The best possible solutions for including kids with mental illness at church would include those offering potential benefits to all children and families without drawing attention to any particular child, those that help kids to prepare privately for participation in church activities outside the scrutiny of peers and solutions that offer necessary supports without requiring children or families to self-identify in order to receive help. Continue reading
What’s fascinating (from a psychiatrist’s perspective) about Perry’s experiences is the progression he went through over a period of years in his attitudes regarding mental illness and what they may have to say about levels of stigma in the church related to mental health treatment. Continue reading
We, as church, also have a remarkable opportunity to share the love of Christ with many families who, because of stigma, may be too embarrassed to let us know when they are in need. Continue reading
I would hope and pray God would see fit to use the Colson’s experience to open the eyes and hearts of many in our culture to the needs of families impacted by autism and other disabilities. I’m sure Emily and Max would be honored if everyone who hears of their story would demonstrate Christ’s love to someone experiencing the effects of disability at their next opportunity. Continue reading
What if the environments in which we “do church” are distressing to large segments of our population who struggle with common mental illnesses? And what about the family members of a child or adult with a mental illness who miss out on learning about Jesus or growing in faith in Jesus because attending church or belonging to a small group or participating in a service ministry is too overwhelming to their brother or mother? It’s not unreasonable to assume that a significant chunk of people in any given community have some experience of church but don’t regularly attend church because of the subtle, but real ways in which mental illness presents a barrier to the environments in which we do ministry. Continue reading
Because of extensive media coverage and public education, the stigma associated with autism has largely disappeared. But the stigma associated with mental illness has largely remained. And that’s especially true in the church. Continue reading
Effective treatment of your child’s mental health condition can often reduce or remove significant barriers to spiritual growth. Unfortunately, parents may find it far easier to find someone to fix their kid than finding someone to fix the attitudes demonstrated toward persons experiencing mental illness at their church. Continue reading

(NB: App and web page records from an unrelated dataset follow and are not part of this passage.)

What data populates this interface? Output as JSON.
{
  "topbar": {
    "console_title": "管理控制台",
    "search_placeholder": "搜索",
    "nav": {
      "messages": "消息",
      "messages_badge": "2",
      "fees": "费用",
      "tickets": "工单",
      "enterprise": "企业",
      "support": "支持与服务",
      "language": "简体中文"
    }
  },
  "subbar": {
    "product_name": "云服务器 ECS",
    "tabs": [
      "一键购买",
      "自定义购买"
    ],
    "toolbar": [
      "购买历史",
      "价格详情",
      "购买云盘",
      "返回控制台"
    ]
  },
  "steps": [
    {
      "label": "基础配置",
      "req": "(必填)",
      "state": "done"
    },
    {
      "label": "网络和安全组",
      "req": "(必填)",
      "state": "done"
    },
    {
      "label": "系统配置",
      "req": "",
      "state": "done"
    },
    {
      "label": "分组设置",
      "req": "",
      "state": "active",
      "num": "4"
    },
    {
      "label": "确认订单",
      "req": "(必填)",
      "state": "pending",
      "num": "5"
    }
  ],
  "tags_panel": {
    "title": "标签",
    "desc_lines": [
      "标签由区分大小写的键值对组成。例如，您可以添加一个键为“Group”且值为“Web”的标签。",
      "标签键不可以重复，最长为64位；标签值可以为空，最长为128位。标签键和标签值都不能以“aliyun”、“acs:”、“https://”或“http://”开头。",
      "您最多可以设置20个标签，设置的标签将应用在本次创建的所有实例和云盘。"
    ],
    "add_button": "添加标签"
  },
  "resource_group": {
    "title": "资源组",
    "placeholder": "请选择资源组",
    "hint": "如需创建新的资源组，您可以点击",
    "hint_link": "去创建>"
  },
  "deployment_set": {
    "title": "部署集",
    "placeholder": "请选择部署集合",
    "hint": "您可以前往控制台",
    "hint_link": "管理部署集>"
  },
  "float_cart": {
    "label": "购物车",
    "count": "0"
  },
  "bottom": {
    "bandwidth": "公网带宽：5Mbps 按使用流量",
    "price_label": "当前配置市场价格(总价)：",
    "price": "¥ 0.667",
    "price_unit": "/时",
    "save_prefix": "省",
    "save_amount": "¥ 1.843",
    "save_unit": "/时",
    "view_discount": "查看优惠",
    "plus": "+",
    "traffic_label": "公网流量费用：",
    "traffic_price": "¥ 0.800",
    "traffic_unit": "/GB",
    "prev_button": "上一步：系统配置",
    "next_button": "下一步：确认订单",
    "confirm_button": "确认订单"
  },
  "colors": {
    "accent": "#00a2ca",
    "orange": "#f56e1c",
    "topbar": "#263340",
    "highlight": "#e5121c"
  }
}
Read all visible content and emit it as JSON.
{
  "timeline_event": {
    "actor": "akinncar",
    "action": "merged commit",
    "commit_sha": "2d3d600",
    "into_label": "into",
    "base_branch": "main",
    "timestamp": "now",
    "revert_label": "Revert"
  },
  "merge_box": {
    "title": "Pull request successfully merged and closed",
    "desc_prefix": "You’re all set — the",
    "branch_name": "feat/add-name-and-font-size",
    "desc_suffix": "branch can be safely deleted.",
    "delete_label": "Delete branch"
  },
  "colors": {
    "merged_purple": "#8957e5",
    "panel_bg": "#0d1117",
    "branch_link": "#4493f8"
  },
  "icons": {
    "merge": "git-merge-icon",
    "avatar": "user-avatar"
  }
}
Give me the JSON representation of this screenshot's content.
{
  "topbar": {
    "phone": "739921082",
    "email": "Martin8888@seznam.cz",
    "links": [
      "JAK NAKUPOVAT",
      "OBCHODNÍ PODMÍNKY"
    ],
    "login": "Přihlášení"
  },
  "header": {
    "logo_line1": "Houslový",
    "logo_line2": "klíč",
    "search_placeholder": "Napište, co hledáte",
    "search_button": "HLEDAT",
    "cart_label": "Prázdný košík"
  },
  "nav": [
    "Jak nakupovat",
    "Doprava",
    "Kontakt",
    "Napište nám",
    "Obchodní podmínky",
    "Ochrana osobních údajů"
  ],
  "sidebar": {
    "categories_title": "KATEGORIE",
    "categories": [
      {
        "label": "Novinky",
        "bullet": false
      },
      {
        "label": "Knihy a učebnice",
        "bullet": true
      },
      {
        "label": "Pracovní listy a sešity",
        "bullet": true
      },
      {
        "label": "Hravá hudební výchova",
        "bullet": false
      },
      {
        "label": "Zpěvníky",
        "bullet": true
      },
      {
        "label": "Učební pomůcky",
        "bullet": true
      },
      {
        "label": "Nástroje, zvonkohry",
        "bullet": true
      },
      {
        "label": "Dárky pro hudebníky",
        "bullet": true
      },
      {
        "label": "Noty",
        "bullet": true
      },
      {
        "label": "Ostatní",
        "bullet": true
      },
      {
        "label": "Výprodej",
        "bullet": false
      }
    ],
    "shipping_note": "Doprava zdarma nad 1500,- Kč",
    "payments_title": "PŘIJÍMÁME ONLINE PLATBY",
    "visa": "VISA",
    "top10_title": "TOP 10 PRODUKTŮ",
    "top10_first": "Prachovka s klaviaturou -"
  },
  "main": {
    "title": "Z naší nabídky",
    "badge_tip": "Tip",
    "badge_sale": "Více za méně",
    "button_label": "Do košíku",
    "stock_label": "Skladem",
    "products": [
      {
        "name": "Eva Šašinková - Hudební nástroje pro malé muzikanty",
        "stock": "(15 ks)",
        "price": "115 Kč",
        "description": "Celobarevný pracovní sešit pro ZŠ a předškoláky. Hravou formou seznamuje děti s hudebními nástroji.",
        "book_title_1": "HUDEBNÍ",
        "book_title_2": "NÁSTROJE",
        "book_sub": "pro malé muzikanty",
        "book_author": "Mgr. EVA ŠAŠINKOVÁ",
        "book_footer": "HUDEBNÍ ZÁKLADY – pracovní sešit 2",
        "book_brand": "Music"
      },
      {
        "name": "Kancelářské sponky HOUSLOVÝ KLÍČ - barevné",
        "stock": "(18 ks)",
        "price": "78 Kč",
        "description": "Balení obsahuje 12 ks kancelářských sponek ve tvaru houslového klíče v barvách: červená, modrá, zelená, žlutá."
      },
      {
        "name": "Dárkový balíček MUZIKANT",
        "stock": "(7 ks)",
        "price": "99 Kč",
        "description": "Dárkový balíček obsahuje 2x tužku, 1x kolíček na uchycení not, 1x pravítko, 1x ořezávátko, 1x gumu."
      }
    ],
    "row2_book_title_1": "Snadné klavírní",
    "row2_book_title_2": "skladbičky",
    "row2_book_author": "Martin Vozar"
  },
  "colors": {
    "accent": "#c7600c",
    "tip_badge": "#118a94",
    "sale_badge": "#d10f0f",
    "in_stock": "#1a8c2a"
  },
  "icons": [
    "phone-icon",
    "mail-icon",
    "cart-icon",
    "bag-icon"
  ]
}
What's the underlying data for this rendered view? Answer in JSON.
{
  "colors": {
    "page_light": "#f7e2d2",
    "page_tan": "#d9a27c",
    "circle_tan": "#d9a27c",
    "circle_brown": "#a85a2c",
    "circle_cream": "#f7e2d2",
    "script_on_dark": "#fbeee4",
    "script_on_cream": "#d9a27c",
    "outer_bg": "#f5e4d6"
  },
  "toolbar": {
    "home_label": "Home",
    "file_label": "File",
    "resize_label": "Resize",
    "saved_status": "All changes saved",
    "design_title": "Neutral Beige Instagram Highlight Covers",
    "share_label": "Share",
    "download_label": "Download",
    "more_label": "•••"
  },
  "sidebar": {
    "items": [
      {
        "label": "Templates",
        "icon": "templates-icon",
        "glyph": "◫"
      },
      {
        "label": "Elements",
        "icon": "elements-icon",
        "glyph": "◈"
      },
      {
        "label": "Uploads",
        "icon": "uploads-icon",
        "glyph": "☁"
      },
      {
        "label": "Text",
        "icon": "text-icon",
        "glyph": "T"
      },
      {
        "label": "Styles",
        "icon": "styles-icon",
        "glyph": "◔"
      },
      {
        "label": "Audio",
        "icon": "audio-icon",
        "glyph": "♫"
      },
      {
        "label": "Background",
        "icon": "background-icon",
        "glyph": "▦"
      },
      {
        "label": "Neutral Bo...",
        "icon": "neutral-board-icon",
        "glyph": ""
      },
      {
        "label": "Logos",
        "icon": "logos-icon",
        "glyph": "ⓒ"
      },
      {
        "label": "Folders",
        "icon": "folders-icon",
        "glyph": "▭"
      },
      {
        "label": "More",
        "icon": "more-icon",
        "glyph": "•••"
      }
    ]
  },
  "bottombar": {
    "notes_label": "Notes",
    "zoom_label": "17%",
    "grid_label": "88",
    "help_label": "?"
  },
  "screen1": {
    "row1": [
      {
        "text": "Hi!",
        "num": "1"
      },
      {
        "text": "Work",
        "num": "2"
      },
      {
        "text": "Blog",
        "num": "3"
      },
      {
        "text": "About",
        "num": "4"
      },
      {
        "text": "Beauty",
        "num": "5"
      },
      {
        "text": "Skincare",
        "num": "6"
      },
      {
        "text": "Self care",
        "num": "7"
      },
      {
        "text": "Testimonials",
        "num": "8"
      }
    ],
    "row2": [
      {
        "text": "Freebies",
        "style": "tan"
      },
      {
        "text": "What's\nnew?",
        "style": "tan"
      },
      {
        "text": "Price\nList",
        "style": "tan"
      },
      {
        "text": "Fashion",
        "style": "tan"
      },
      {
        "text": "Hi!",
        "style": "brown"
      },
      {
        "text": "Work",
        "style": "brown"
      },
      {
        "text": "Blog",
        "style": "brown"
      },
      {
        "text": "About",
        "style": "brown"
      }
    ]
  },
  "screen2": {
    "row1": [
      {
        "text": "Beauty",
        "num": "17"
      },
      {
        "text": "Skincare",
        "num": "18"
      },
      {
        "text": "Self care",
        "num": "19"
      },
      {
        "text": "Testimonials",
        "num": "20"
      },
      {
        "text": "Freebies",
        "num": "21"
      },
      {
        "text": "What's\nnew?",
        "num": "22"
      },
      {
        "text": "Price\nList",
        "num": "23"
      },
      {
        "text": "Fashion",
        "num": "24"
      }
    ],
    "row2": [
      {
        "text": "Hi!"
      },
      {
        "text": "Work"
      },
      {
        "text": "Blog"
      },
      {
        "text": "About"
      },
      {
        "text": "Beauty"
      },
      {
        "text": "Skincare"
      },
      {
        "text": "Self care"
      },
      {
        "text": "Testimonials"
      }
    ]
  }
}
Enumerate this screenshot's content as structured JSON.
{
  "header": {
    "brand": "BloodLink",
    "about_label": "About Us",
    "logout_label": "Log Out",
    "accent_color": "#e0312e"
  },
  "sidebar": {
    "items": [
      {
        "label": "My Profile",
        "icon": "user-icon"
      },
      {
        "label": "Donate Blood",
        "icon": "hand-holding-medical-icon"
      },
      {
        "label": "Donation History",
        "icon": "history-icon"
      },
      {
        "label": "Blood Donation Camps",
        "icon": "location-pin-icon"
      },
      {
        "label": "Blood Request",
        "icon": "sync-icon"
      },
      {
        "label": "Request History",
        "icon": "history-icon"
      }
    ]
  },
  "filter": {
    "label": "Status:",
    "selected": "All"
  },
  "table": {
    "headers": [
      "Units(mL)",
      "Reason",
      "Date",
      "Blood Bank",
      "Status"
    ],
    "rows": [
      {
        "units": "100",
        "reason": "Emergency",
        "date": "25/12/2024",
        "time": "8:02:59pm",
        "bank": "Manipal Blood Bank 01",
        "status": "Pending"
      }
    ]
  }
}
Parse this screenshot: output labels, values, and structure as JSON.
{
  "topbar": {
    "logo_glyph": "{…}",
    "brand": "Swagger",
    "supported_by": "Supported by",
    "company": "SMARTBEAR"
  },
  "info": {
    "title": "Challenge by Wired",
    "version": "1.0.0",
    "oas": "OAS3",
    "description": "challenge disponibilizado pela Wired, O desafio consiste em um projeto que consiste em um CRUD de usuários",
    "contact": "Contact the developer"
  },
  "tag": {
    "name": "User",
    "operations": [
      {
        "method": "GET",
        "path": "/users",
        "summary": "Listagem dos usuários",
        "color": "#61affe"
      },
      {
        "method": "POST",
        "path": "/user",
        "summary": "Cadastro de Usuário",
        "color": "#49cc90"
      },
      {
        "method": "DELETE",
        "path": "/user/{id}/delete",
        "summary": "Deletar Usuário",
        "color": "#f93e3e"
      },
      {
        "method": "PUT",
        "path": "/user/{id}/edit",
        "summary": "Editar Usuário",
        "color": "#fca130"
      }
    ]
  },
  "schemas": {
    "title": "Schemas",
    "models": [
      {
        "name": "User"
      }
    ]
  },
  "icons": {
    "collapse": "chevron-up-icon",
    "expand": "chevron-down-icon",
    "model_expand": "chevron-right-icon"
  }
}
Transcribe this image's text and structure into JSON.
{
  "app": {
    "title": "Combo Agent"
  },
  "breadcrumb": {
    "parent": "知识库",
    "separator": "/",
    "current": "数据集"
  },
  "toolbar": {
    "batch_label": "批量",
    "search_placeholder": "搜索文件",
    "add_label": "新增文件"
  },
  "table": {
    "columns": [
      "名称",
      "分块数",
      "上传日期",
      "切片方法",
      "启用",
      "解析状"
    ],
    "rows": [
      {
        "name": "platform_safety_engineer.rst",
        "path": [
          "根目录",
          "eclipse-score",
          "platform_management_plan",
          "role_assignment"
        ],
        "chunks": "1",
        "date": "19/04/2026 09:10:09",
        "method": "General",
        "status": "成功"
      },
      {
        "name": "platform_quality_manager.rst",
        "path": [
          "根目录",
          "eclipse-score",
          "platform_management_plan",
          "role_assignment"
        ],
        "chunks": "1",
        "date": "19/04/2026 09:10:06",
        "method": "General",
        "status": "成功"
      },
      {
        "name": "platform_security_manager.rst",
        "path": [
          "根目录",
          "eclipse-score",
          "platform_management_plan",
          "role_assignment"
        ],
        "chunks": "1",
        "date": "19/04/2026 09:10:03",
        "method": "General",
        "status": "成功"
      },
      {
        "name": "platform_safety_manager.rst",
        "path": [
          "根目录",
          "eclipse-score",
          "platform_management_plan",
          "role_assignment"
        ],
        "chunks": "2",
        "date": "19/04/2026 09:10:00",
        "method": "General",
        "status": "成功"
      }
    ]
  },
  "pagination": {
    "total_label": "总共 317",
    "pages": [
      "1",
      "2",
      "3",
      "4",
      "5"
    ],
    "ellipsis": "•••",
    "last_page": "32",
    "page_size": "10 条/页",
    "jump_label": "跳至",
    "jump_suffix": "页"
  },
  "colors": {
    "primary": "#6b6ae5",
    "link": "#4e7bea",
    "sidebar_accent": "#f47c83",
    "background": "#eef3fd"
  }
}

Today’s interview segment with Rhett Smith is the perfect discussion starter for tonight’s Special Needs Ministry TweetChat on the impact of mental illness at church. In Part Four of our interview with Rhett, he shares ideas for pastors, church staff and volunteers for making church a more welcoming place for children and adults with anxiety. Continue reading
Earlier this week, Shannon Dingle had a wonderful post on her blog The Works of God Displayed (I’d highly encourage readers of this blog to subscribe to Shannon’s blog) on perceptions of folks in the church about the diagnosis of ADHD. I’d encourage you to read her post, because I’m challenged to express my opinions as eloquently as she did on her blog. I very much appreciate as well the comments on her blog from a pastor (Perry) who was willing to give voice to some of the thoughts and feelings Shannon was seeking to describe in her post.